Actual MXA history (I saw you got story by-lines): I had a full scholarship for art at UC Irvine, when the Baz called and offered me the assistant editor job at MXA (what you’d call an intern nowadays, except I got paid). I had contributed cartoons to the magazine before that. I did all the New Products write-ups, picked up the test bikes, took them to the track, cleaned them, shot test photos, did California race stories and photos, did interviews for Whips, and did cartoons for MXA from ‘76 thru ‘77. I lived in Costa Mesa and worked in Encino, and often picked up the Baz in Long Beach. That was a classic time in MX history as you know, and it was the ‘70’s, so I’ve got plenty of stories. Probably the best was when I ripped off a 5’ tall Bob’s Big Boy off the roof of the catering trailer at the end of the ‘76 USGP. Or the time I drove up to Sacto for a Trans-Cal race, and it was the wrong weekend. We went to a friend’s cousin’s place and rode horses that do long distance trail runs all through the mountains all weekend long. Or when I flew to Chicago to do an article on the Russ Darnell MX School and missed my flights both ways. I got a taxi driver to drive me from Chicago to Byron but the taxi broke down in the middle of nowhere and I hitched a ride with a trucker and still got there in time. Or when Baz and I unloaded test bikes on a Friday after 5pm in downtown Encino and set up a flat track course at the top of an open air five story parking structure and just the two of us raced each other, even after the sun went down. Or when I forged pit passes (hey, I am an artist) for all my surfing buddies and their girlfriends, and they spent the entire Carlsbad USGP in the Bel Ray VIP tent eating fried chicken and drinking all their beer. Anyway, I worked at MXA for a little over a year, and the fairy tale came to an end when our editor Dick Miller got hit by the truck pre-running Baja. Baz was burnt-out by then and was seeking a spiritual path. He was my mentor and wanted me to take his place. I had to decide to stay with the mag or go back to college – I could only take one year off or I’d lose my full ride scholarship. Well with Dick hurt, we hired some dude from Texas with a mullet to help out. By that time I imploded – I had four test bikes at my house, was late with an article, Baz was leaving, I didn’t really like Jody, and every weekend was getting progressively crazier – it was “Fear and Loathing in Las Vegas” IRL every day.
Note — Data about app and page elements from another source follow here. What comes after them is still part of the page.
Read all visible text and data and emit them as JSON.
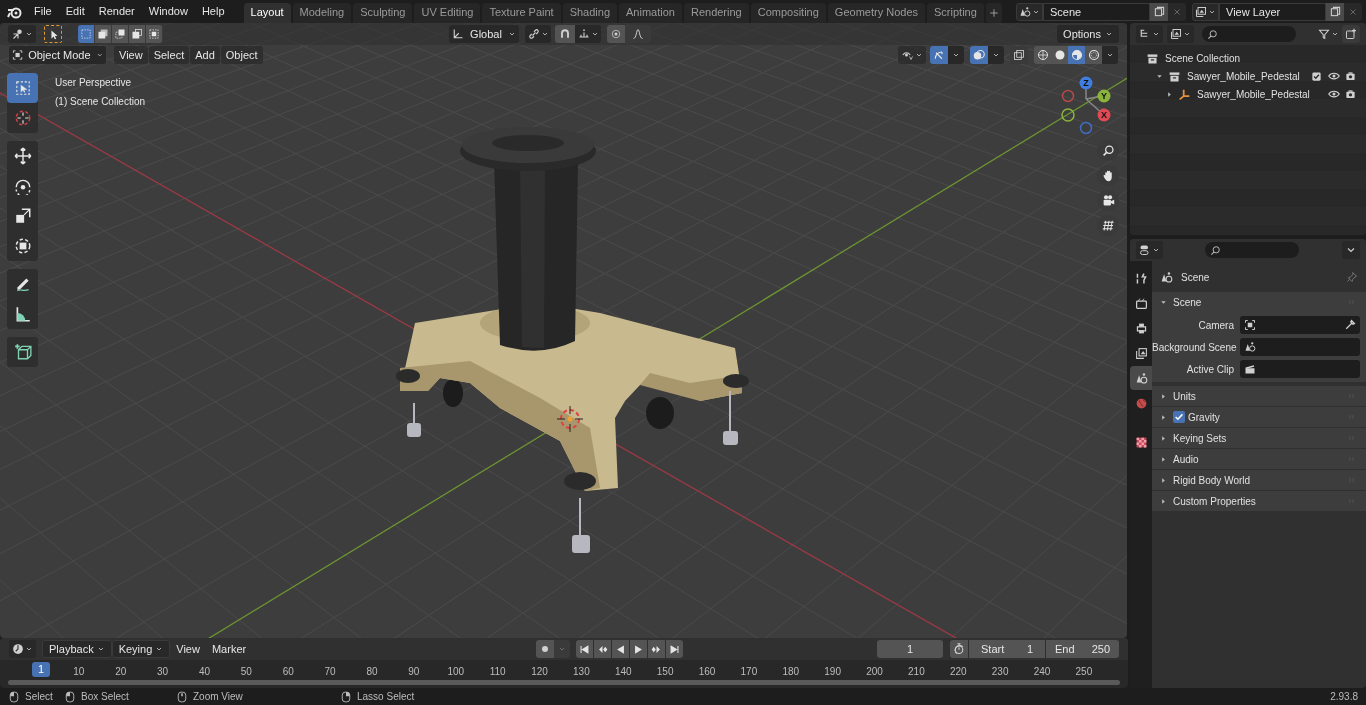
{
  "menu": [
    "File",
    "Edit",
    "Render",
    "Window",
    "Help"
  ],
  "workspaces": [
    {
      "label": "Layout",
      "selected": true
    },
    {
      "label": "Modeling",
      "selected": false
    },
    {
      "label": "Sculpting",
      "selected": false
    },
    {
      "label": "UV Editing",
      "selected": false
    },
    {
      "label": "Texture Paint",
      "selected": false
    },
    {
      "label": "Shading",
      "selected": false
    },
    {
      "label": "Animation",
      "selected": false
    },
    {
      "label": "Rendering",
      "selected": false
    },
    {
      "label": "Compositing",
      "selected": false
    },
    {
      "label": "Geometry Nodes",
      "selected": false
    },
    {
      "label": "Scripting",
      "selected": false
    }
  ],
  "scene_field": {
    "value": "Scene"
  },
  "view_layer_field": {
    "value": "View Layer"
  },
  "tool_header": {
    "select_modes": [
      {
        "kind": "set",
        "selected": true
      },
      {
        "kind": "extend",
        "selected": false
      },
      {
        "kind": "subtract",
        "selected": false
      },
      {
        "kind": "difference",
        "selected": false
      },
      {
        "kind": "intersect",
        "selected": false
      }
    ],
    "orientation": "Global",
    "options": "Options"
  },
  "viewport_header": {
    "mode": "Object Mode",
    "menus": [
      "View",
      "Select",
      "Add",
      "Object"
    ],
    "toggles": [
      {
        "kind": "gizmo",
        "on": true
      },
      {
        "kind": "overlay",
        "on": true
      },
      {
        "kind": "xray",
        "on": false
      }
    ],
    "shading": [
      {
        "kind": "wireframe",
        "selected": false
      },
      {
        "kind": "solid",
        "selected": false
      },
      {
        "kind": "material",
        "selected": true
      },
      {
        "kind": "rendered",
        "selected": false
      }
    ]
  },
  "viewport": {
    "info": [
      "User Perspective",
      "(1) Scene Collection"
    ],
    "gizmo_axes": [
      {
        "label": "Z"
      },
      {
        "label": "Y"
      },
      {
        "label": "X"
      }
    ],
    "tool_groups": [
      [
        {
          "kind": "select",
          "selected": true
        },
        {
          "kind": "cursor",
          "selected": false
        }
      ],
      [
        {
          "kind": "move",
          "selected": false
        },
        {
          "kind": "rotate",
          "selected": false
        },
        {
          "kind": "scale",
          "selected": false
        },
        {
          "kind": "transform",
          "selected": false
        }
      ],
      [
        {
          "kind": "annotate",
          "selected": false
        },
        {
          "kind": "measure",
          "selected": false
        }
      ],
      [
        {
          "kind": "add-cube",
          "selected": false
        }
      ]
    ]
  },
  "outliner": {
    "items": [
      {
        "label": "Scene Collection",
        "kind": "scene",
        "children": [
          {
            "label": "Sawyer_Mobile_Pedestal",
            "kind": "collection",
            "expanded": true,
            "checked": true,
            "children": [
              {
                "label": "Sawyer_Mobile_Pedestal",
                "kind": "object",
                "expanded": false
              }
            ]
          }
        ]
      }
    ]
  },
  "properties": {
    "tab_groups": [
      [
        {
          "kind": "tool",
          "selected": false
        },
        {
          "kind": "render",
          "selected": false
        },
        {
          "kind": "output",
          "selected": false
        },
        {
          "kind": "view-layer",
          "selected": false
        },
        {
          "kind": "scene",
          "selected": true
        },
        {
          "kind": "world",
          "selected": false
        }
      ],
      [
        {
          "kind": "texture",
          "selected": false
        }
      ]
    ],
    "context": "Scene",
    "panel": {
      "title": "Scene",
      "expanded": true,
      "fields": [
        {
          "label": "Camera",
          "kind": "object"
        },
        {
          "label": "Background Scene",
          "kind": "scene"
        },
        {
          "label": "Active Clip",
          "kind": "clip"
        }
      ]
    },
    "subpanels": [
      {
        "label": "Units",
        "kind": "plain"
      },
      {
        "label": "Gravity",
        "kind": "checkbox",
        "checked": true
      },
      {
        "label": "Keying Sets",
        "kind": "plain"
      },
      {
        "label": "Audio",
        "kind": "plain"
      },
      {
        "label": "Rigid Body World",
        "kind": "plain"
      },
      {
        "label": "Custom Properties",
        "kind": "plain"
      }
    ]
  },
  "timeline": {
    "menus": [
      "Playback",
      "Keying",
      "View",
      "Marker"
    ],
    "current_frame": "1",
    "start_label": "Start",
    "start": "1",
    "end_label": "End",
    "end": "250",
    "playhead": "1",
    "ticks": [
      "10",
      "20",
      "30",
      "40",
      "50",
      "60",
      "70",
      "80",
      "90",
      "100",
      "110",
      "120",
      "130",
      "140",
      "150",
      "160",
      "170",
      "180",
      "190",
      "200",
      "210",
      "220",
      "230",
      "240",
      "250"
    ]
  },
  "status_bar": {
    "hints": [
      {
        "label": "Select",
        "kind": "left"
      },
      {
        "label": "Box Select",
        "kind": "left-drag"
      },
      {
        "label": "Zoom View",
        "kind": "middle"
      },
      {
        "label": "Lasso Select",
        "kind": "right-drag"
      }
    ],
    "version": "2.93.8"
  }
}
Yes, there may have been a few recreational drugs involved the entire time. Anyway, I bailed to the Hollister Ranch to surf and build a log kit home for my best friend (see answer above).

Written on September 15, 2023